Going through the entries below, copy out each line that contains "DOCUMENTOS".

(Stored data)

+ + +

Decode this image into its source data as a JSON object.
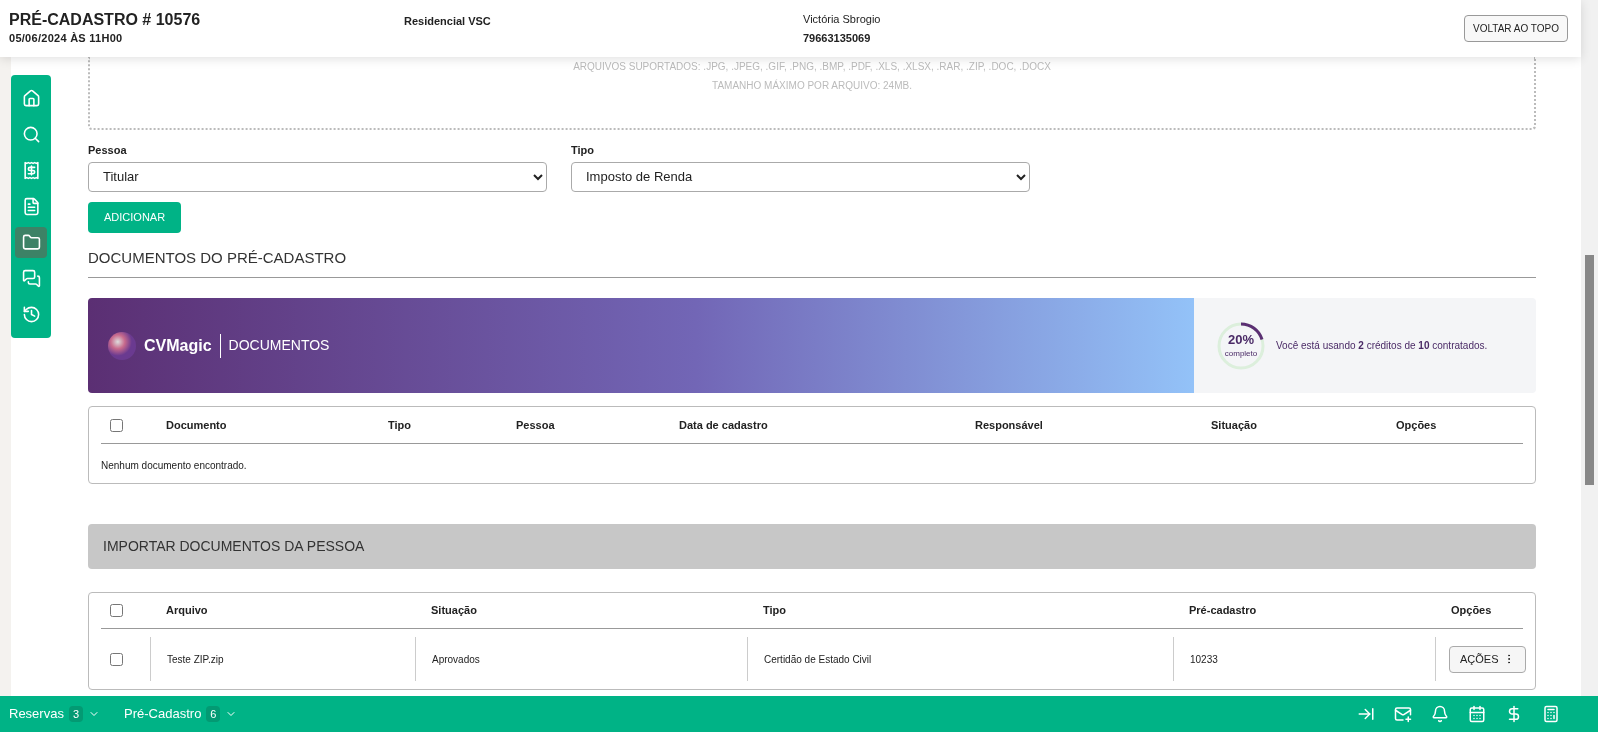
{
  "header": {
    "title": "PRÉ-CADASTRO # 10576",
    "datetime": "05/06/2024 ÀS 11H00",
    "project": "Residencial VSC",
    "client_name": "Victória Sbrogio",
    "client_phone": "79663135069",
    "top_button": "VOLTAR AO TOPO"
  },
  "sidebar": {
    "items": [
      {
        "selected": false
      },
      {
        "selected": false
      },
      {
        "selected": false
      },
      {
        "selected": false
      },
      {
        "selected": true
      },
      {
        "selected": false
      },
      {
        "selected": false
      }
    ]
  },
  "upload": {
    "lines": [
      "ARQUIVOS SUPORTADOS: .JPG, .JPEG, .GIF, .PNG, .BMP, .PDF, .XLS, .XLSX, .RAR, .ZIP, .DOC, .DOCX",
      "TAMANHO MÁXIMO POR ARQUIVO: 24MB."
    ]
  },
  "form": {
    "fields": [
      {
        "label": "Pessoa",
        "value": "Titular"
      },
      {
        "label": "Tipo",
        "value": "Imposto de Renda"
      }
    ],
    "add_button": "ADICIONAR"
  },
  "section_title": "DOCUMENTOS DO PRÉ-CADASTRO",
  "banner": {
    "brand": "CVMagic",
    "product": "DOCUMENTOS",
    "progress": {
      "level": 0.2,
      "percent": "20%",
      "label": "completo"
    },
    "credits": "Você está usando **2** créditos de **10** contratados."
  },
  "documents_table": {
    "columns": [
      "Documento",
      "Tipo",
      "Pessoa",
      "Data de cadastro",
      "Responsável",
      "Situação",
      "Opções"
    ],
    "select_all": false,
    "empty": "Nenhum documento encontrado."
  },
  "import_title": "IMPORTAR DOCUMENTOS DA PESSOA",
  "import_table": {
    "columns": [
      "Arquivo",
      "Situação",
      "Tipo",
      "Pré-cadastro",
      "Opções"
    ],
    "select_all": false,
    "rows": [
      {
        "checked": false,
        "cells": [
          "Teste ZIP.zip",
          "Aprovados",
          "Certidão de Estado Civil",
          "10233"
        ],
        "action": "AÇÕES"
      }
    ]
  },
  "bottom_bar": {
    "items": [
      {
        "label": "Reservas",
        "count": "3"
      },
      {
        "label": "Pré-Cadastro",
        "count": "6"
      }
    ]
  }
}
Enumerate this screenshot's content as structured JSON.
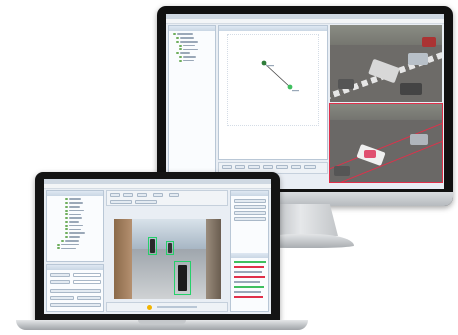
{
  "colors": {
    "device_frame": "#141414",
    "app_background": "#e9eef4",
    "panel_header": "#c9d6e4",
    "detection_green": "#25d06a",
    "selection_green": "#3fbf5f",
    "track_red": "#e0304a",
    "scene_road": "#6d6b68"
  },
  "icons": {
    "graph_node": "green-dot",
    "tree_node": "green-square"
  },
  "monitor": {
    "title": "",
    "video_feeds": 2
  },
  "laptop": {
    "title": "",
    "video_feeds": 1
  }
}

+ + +

TASK RESULT -
  "section_title": "DOCUMENTOS DO PRÉ-CADASTRO",
    "product": "DOCUMENTOS",
  "import_title": "IMPORTAR DOCUMENTOS DA PESSOA",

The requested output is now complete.